[[ Extracted material open ]]

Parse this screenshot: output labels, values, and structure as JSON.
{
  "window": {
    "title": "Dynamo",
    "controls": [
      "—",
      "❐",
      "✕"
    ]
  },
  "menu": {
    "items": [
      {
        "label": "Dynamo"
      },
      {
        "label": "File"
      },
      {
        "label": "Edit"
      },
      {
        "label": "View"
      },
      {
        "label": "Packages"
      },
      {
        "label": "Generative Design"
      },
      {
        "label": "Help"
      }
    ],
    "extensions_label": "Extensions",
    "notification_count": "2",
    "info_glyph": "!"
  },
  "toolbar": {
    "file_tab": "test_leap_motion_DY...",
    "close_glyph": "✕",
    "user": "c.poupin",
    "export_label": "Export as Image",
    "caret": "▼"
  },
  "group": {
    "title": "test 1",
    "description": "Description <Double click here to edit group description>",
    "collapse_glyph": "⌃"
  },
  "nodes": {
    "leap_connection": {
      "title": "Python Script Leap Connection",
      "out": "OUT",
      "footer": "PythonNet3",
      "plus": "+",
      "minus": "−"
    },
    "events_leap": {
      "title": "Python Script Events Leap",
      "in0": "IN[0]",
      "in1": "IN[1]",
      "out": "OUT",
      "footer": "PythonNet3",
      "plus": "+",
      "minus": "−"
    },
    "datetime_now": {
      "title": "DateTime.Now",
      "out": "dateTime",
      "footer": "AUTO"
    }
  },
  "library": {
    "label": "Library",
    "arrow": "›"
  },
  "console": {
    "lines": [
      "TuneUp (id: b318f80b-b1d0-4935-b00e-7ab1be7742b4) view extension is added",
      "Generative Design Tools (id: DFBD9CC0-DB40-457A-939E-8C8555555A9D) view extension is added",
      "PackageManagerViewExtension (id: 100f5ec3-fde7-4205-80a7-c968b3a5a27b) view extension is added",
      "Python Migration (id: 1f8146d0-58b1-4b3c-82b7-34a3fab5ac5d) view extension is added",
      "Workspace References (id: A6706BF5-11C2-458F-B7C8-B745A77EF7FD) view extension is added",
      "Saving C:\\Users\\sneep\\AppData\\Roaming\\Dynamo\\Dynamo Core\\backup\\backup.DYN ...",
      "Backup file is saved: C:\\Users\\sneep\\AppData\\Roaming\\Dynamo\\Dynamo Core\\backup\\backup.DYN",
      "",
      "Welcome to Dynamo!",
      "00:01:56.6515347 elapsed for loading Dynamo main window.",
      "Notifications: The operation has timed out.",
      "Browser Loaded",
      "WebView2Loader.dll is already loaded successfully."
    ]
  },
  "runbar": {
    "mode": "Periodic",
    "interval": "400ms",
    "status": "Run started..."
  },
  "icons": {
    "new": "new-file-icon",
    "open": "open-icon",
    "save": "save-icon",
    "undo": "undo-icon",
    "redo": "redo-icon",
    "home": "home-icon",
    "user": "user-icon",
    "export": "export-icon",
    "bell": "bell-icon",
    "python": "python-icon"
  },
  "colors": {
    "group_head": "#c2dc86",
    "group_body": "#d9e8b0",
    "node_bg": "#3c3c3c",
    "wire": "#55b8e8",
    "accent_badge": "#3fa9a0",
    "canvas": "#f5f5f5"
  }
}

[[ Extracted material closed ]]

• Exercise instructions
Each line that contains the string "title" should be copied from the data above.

• Solution for this task
    "title": "Dynamo",
    "title": "test 1",
      "title": "Python Script Leap Connection",
      "title": "Python Script Events Leap",
      "title": "DateTime.Now",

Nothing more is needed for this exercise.